[Web page and app entries]
-- Opening Marker --

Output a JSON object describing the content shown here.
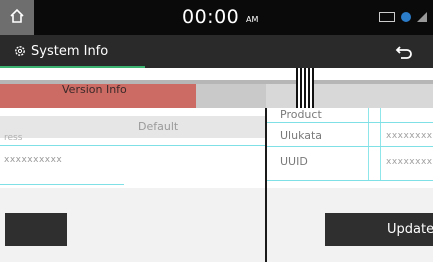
{
  "status_bar": {
    "clock": "00:00",
    "ampm": "AM",
    "icons": [
      "media-icon",
      "bluetooth-icon",
      "signal-icon"
    ]
  },
  "title_bar": {
    "title": "System Info"
  },
  "tab": {
    "label": "Version Info"
  },
  "left_panel": {
    "default_label": "Default",
    "row_cut_text": "ress",
    "value_text": "xxxxxxxxxx"
  },
  "right_panel": {
    "rows": [
      {
        "label": "Product",
        "value": ""
      },
      {
        "label": "Ulukata",
        "value": "xxxxxxxxx"
      },
      {
        "label": "UUID",
        "value": "xxxxxxxxxx"
      }
    ]
  },
  "buttons": {
    "update_label": "Update"
  },
  "colors": {
    "accent_green": "#3cb371",
    "tab_red": "#cc6b63",
    "cyan_line": "#7fe0e6"
  }
}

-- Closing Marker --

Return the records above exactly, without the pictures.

## TASK SOLUTION:
Output a JSON object describing the content shown here.
{
  "status_bar": {
    "clock": "00:00",
    "ampm": "AM",
    "icons": [
      "media-icon",
      "bluetooth-icon",
      "signal-icon"
    ]
  },
  "title_bar": {
    "title": "System Info"
  },
  "tab": {
    "label": "Version Info"
  },
  "left_panel": {
    "default_label": "Default",
    "row_cut_text": "ress",
    "value_text": "xxxxxxxxxx"
  },
  "right_panel": {
    "rows": [
      {
        "label": "Product",
        "value": ""
      },
      {
        "label": "Ulukata",
        "value": "xxxxxxxxx"
      },
      {
        "label": "UUID",
        "value": "xxxxxxxxxx"
      }
    ]
  },
  "buttons": {
    "update_label": "Update"
  },
  "colors": {
    "accent_green": "#3cb371",
    "tab_red": "#cc6b63",
    "cyan_line": "#7fe0e6"
  }
}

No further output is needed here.